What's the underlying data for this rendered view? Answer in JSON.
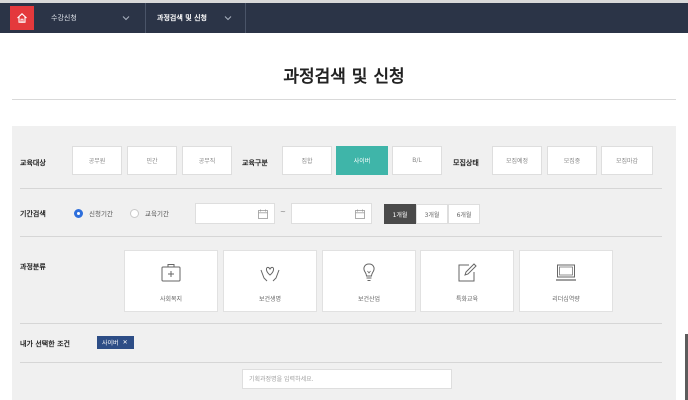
{
  "nav": {
    "menu1": "수강신청",
    "menu2": "과정검색 및 신청"
  },
  "page": {
    "title": "과정검색 및 신청"
  },
  "filters": {
    "target": {
      "label": "교육대상",
      "options": [
        "공무원",
        "민간",
        "공무직"
      ]
    },
    "edu_type": {
      "label": "교육구분",
      "options": [
        "집합",
        "사이버",
        "B/L"
      ],
      "selected": "사이버"
    },
    "status": {
      "label": "모집상태",
      "options": [
        "모집예정",
        "모집중",
        "모집마감"
      ]
    },
    "period": {
      "label": "기간검색",
      "radio_apply": "신청기간",
      "radio_edu": "교육기간",
      "separator": "~",
      "buttons": [
        "1개월",
        "3개월",
        "6개월"
      ],
      "selected": "1개월"
    },
    "category": {
      "label": "과정분류",
      "items": [
        {
          "label": "사회복지",
          "icon": "medical-kit-icon"
        },
        {
          "label": "보건생명",
          "icon": "heart-hands-icon"
        },
        {
          "label": "보건산업",
          "icon": "lightbulb-icon"
        },
        {
          "label": "특화교육",
          "icon": "edit-icon"
        },
        {
          "label": "리더십역량",
          "icon": "monitor-icon"
        }
      ]
    },
    "selected_conditions": {
      "label": "내가 선택한 조건",
      "tags": [
        "사이버"
      ]
    },
    "search": {
      "placeholder": "기획과정명을 입력하세요."
    }
  },
  "colors": {
    "nav_bg": "#2b3447",
    "home_bg": "#e4393c",
    "accent": "#3fb5a9",
    "tag_bg": "#2d4d86",
    "radio": "#2e6fdc",
    "period_active": "#4a4a4a"
  }
}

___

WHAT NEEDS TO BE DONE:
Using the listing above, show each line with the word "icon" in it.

WRITTEN SOLUTION:
          "icon": "medical-kit-icon"
          "icon": "heart-hands-icon"
          "icon": "lightbulb-icon"
          "icon": "edit-icon"
          "icon": "monitor-icon"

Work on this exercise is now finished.